Investors looking for core bond funds that will help them stay afloat when stocks sink should pay attention to the credit quality of fund holdings. A junk-bond stake above the low single digits could be a red flag, Bush says. And steer clear of the highest-yielding funds, which are venturing into riskier territory to boost their income.
Solid options include Vanguard Total Bond Market Index (VBTLX). This fund tracks a version of the Bloomberg Barclays Aggregate Index, which excludes junk bonds, and charges fees of just 0.05%. American Funds Bond Fund of America (BFAFX) has a minimal junk bond stake and gained 1.5% during the fourth-quarter market slide. Buy the fund's commission-free F-1 share class through online brokerages such as Fidelity and Schwab.
While such higher-quality funds should hold up well during times of stock-market stress, they won't necessarily protect you from rising interest rates. (When rates rise, bond prices fall.) One option: Consider high-quality bond funds that keep interest-rate risk well below the category norm, such as Fidelity Intermediate Bond (FTHRX). Its duration is 3.8 years, versus 5.5 for the average intermediate-term bond fund, according to Morningstar. Funds with longer duration will fluctuate more when rates change.
Social Media, Guns, Taxes, Abortion: Fall Supreme Court Cases You Need to Know
Supreme Court The U.S. Supreme Court will hear several cases this fall that could significantly impact your rights and wealth. Here are a few of them to watch.

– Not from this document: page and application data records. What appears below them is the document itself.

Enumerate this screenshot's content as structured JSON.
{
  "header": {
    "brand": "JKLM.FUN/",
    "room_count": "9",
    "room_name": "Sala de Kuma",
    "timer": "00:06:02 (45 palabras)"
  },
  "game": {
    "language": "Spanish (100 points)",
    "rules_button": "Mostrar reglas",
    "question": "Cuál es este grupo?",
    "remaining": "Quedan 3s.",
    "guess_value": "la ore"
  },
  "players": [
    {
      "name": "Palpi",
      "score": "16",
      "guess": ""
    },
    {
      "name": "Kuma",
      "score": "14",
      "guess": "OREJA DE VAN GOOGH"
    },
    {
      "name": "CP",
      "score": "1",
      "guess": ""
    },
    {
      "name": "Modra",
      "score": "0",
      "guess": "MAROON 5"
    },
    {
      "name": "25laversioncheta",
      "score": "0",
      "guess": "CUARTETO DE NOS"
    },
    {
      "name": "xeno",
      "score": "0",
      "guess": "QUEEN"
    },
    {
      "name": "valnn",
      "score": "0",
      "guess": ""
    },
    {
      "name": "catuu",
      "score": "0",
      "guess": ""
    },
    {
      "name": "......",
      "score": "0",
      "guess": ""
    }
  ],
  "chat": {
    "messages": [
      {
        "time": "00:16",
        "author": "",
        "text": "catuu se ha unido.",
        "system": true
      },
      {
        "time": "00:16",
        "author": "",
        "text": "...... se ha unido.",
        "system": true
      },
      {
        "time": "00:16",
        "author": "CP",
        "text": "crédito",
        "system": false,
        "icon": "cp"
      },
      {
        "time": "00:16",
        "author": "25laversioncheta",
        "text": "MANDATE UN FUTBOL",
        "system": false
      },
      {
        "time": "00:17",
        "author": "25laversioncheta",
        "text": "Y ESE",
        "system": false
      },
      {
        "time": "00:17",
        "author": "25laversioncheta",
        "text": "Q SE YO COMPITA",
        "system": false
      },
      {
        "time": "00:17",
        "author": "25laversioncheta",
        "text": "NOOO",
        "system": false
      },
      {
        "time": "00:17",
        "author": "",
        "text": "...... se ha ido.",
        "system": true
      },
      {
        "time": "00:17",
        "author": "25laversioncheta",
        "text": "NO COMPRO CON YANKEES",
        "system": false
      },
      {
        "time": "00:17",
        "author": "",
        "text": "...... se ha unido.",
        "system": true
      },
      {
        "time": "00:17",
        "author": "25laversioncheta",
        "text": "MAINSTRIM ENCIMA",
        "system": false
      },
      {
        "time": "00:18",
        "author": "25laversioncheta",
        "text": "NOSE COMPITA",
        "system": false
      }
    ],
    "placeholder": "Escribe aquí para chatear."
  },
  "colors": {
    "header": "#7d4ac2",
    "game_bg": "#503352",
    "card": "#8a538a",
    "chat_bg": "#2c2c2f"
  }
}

By Kelley R. Taylor Last updated
Medicaid Managed Care Groups Under Congressional Investigation
Lawmakers question Medicaid MCOs over their high rates of prior authorization denials.
By Joey Solitro Published
What You Must Know About the Different Parts of Medicare
Medicare Medicare can be complicated but we've got you covered. Here is a quick guide to the different benefits provided through each part.
By Jackie Stewart Published
Retirees, It's Not Too Late to Buy Life Insurance
life insurance Improvements in underwriting have made it easier to qualify for life insurance, which can be a useful estate-planning tool.
By David Rodeck Published
Best Banks for Retirees
banking Kiplinger's 2023 list of the best banks for retirees.
By Lisa Gerstner Published
Best Banks for High-Net-Worth Clients
wealth management Kiplinger's 2023 list of the best banks for higher-net-worth clients.
By Lisa Gerstner Published
Stock Market Holidays in 2023: NYSE, NASDAQ and Wall Street Holidays
Markets When are the stock market holidays? Take a look at which days the NYSE, Nasdaq and bond markets are off in 2023.
By Kyle Woodley Last updated
Stock Market Trading Hours: What Time Is the Stock Market Open Today?
Markets When does the market open? While it's true the stock market does have regular hours, trading doesn't stop when the major exchanges close.
By Michael DeSenne Last updated
Bogleheads Stay the Course
Bears and market volatility don’t scare these die-hard Vanguard investors.
By Kim Clark Published
I-Bond Rate Is 4.30% for Next Six Months
Investing for Income I-Bonds issued May 1 to October 31 will have a rate of 4.30%.
By David Muhlbaum Last updated